The lines you return should be those containing the string "JSON", taken from the data below.

##### Entries shown #####

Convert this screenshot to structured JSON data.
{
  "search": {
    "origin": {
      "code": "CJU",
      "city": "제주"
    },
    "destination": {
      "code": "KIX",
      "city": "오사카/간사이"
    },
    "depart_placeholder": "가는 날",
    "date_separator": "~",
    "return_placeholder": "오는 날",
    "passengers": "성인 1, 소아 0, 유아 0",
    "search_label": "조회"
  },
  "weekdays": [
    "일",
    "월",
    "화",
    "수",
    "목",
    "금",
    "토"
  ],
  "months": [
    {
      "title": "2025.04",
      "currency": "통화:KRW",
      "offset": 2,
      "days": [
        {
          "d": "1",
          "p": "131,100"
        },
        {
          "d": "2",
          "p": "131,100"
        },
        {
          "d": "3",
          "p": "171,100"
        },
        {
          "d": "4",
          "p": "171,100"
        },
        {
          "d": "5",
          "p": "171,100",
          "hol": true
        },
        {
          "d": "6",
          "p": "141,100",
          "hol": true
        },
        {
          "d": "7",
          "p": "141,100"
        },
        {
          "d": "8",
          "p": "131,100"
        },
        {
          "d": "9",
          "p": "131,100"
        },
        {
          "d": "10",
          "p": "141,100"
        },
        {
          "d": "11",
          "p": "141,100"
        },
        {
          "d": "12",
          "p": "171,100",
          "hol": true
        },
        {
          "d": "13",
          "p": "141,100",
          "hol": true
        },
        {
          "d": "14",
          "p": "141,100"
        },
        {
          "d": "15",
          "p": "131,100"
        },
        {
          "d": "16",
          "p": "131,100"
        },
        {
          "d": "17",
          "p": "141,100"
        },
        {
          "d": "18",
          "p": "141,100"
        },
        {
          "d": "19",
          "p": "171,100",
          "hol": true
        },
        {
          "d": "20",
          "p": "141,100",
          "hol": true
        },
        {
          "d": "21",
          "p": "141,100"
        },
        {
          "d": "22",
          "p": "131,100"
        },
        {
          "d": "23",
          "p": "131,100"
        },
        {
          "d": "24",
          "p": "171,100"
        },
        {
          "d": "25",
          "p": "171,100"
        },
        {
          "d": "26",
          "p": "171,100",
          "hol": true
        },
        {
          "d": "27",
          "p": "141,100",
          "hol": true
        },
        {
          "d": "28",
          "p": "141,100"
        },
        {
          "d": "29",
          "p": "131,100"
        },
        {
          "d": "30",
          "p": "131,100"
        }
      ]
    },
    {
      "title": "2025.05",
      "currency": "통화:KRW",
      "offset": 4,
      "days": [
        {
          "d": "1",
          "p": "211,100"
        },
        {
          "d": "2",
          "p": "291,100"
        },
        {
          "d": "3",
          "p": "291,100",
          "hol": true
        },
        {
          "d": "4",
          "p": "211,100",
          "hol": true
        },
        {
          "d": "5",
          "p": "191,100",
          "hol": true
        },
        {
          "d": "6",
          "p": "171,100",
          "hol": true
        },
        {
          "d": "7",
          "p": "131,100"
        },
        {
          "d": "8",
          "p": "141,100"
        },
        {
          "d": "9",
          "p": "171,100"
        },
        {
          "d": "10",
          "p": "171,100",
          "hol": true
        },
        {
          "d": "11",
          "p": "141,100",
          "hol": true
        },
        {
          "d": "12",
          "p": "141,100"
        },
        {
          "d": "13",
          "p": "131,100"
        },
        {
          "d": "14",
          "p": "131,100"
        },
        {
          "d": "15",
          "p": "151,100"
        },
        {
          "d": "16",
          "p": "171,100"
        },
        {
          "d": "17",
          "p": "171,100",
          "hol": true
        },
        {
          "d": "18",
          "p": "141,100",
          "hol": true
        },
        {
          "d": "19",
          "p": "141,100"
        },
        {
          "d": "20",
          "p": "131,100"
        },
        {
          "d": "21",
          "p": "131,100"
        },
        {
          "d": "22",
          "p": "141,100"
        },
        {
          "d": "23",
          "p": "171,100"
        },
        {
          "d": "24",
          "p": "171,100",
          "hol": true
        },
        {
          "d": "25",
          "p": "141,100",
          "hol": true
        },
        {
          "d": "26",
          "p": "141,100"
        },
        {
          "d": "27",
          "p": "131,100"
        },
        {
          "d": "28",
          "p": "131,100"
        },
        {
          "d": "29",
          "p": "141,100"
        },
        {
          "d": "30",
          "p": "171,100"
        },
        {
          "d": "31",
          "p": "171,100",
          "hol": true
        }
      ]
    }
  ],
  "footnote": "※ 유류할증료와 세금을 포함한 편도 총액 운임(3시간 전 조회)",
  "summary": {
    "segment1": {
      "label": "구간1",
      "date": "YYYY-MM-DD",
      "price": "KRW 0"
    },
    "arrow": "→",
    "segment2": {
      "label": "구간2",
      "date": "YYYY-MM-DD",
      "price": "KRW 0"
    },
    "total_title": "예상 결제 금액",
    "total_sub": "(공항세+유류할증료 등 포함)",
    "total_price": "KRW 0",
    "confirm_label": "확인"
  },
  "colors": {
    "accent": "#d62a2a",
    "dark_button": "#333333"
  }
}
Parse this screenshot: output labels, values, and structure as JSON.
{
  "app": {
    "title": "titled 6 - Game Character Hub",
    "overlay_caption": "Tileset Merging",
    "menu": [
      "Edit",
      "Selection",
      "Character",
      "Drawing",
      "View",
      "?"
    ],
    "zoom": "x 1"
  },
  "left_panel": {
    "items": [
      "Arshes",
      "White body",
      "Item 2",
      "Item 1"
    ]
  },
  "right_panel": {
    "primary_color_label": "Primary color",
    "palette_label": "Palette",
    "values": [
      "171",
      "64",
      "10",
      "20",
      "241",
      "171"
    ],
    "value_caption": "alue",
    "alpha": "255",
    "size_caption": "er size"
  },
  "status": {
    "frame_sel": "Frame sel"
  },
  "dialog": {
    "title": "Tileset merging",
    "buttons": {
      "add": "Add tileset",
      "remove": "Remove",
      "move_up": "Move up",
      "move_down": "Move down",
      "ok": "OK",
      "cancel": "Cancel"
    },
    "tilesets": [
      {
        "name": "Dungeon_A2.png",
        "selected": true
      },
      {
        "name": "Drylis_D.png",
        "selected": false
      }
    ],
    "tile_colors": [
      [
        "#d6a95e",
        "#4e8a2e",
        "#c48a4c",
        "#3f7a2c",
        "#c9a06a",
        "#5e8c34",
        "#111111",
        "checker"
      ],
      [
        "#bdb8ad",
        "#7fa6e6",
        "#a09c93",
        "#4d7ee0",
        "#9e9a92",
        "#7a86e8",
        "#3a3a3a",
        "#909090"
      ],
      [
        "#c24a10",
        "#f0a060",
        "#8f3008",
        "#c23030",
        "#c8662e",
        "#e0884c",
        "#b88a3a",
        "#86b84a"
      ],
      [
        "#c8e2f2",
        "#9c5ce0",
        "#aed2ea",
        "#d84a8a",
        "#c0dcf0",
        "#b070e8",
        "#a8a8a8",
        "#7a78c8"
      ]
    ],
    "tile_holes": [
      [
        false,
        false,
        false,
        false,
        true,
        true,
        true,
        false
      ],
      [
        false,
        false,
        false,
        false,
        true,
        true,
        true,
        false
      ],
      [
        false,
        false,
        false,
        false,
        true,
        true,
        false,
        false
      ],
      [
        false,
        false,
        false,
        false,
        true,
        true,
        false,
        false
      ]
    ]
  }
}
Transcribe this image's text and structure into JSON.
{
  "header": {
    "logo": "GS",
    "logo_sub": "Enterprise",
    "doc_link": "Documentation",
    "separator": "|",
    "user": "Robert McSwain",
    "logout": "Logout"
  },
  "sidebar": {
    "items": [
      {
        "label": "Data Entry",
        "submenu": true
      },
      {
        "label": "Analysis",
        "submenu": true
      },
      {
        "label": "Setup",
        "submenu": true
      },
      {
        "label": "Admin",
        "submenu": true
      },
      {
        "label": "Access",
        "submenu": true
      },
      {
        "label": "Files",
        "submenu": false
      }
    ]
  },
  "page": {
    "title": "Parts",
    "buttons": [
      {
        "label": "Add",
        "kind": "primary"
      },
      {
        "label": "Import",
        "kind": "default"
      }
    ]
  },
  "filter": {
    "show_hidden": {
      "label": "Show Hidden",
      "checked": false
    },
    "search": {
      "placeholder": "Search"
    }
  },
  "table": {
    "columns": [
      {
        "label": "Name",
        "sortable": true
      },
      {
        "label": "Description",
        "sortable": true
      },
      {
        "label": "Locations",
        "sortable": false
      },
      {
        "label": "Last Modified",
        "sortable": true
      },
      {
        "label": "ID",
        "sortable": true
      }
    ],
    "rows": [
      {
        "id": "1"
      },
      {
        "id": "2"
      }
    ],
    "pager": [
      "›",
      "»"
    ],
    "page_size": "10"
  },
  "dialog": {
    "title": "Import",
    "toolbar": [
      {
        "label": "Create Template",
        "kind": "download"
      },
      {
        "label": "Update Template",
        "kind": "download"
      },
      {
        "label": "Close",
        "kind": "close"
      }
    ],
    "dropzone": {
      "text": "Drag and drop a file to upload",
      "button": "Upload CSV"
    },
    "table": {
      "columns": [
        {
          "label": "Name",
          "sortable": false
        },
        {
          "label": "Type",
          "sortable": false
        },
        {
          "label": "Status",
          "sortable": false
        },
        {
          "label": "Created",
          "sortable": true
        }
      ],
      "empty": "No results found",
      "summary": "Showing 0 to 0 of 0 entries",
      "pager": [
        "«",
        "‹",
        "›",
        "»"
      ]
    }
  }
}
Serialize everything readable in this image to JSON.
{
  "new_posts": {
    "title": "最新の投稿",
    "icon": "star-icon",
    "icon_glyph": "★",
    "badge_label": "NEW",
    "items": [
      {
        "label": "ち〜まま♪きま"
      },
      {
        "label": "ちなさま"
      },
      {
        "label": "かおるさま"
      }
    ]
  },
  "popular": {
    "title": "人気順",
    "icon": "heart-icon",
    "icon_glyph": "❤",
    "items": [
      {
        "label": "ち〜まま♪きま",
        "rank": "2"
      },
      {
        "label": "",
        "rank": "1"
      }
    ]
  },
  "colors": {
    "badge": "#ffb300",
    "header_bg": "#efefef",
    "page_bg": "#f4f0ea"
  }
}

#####

**Output of the exercise:**
Convert this screenshot to structured JSON data.
Parse this screenshot: output labels, values, and structure as JSON.
Transcribe this image's text and structure into JSON.
Serialize everything readable in this image to JSON.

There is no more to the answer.